The work by Dr. Brundin and her colleagues is the first to measure scores on a suicide assessment scale from people infected with the parasite, some of whom had attempted suicide.Those infected with T. gondii scored significantly higher on the scale, indicating a more severe disease and a greater risk for future suicide attempts.
Dr. Brundin stresses, however, that the majority of people with the infection will not attempt suicide.
T. gondii is a parasite found in cells that reproduces in its primary host — any member of the cat family. It is transmitted to humans primarily through ingesting water and food contaminated with the eggs of the parasite, or, since the parasite can be present in other mammals as well, through consuming undercooked raw meat or food.
Dr. Brundin has been looking at the link between depression and inflammation in the brain for a decade.

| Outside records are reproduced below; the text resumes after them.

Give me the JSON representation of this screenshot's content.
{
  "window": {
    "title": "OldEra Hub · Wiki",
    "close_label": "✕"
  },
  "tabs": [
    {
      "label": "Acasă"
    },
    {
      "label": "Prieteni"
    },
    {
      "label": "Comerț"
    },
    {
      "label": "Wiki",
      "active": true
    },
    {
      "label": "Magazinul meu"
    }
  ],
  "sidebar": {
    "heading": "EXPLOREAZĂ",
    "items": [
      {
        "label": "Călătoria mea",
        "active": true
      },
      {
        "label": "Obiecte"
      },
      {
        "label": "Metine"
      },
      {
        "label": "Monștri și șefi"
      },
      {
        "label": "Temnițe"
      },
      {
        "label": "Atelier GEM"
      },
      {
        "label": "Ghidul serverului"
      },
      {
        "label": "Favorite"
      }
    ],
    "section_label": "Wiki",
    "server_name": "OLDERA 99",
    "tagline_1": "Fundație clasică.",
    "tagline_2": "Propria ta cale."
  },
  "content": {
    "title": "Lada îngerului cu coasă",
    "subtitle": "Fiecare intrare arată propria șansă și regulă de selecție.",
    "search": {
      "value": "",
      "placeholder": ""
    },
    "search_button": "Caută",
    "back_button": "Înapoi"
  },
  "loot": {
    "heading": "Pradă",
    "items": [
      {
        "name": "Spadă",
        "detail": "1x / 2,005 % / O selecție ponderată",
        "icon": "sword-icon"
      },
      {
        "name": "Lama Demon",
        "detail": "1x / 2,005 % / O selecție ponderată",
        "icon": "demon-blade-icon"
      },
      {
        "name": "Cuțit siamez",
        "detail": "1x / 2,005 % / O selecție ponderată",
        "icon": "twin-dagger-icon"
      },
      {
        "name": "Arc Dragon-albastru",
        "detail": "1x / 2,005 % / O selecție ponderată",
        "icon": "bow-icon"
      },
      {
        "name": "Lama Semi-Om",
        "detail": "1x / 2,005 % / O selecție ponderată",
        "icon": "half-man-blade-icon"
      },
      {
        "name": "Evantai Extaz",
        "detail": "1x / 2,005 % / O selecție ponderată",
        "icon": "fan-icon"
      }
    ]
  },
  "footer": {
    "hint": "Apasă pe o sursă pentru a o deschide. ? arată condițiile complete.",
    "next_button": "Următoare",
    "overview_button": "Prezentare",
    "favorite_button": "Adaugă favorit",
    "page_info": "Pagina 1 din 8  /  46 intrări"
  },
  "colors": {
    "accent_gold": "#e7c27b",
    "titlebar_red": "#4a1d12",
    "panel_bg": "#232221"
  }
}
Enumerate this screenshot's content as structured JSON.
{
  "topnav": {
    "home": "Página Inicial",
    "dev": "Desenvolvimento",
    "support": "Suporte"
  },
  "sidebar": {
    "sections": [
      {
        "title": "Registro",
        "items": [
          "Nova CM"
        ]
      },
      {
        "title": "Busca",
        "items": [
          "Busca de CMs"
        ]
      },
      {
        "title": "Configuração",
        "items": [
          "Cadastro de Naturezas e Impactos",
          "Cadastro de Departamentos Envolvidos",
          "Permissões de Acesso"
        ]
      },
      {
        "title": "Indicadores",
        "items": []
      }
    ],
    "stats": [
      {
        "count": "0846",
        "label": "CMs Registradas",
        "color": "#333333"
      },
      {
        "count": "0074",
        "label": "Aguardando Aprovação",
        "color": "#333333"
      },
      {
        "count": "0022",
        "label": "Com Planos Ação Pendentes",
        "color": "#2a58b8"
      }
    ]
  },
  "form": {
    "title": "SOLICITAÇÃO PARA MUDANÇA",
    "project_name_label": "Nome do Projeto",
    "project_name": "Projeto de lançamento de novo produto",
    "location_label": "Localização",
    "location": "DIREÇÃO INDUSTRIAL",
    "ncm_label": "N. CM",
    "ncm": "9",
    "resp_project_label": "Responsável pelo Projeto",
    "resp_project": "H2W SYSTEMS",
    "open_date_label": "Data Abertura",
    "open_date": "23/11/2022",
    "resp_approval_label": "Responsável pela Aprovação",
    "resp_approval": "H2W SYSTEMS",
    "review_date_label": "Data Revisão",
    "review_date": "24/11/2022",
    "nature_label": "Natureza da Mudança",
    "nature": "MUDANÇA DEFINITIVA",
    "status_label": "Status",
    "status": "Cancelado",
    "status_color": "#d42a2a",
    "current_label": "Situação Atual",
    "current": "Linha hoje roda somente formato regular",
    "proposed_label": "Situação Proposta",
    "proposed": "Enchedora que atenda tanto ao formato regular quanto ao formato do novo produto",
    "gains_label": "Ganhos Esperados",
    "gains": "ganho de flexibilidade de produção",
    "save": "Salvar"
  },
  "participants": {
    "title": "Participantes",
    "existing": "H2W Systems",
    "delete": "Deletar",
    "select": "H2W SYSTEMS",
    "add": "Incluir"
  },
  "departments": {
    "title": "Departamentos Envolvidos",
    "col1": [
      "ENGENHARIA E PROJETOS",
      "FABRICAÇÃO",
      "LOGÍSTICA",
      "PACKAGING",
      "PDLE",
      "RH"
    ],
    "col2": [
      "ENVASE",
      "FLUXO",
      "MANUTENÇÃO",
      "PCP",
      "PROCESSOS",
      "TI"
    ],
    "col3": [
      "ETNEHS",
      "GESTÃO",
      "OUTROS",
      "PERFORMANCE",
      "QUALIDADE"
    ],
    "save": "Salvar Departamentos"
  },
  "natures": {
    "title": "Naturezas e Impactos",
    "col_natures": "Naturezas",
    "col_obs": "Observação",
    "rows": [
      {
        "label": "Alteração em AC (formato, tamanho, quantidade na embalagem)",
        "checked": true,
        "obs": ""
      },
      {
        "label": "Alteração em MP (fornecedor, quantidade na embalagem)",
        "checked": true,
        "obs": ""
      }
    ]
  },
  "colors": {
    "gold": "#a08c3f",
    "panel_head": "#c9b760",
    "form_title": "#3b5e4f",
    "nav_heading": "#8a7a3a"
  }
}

Typically, selective serotonin reuptake inhibitors (SSRIs) have been the preferred treatment for depression. SSRIs are believed to increase the level of the neurotransmitter serotonin but are effective in only about half of depressed patients.
Dr. Brundin’s research indicates that a reduction in the brain’s serotonin might be a symptom rather than the root cause of depression. Inflammation, possibly from an infection or a parasite, likely causes changes in the brain’s chemistry, leading to depression and, in some cases, thoughts of suicide, she said.
For more information, visit the MCU Web site.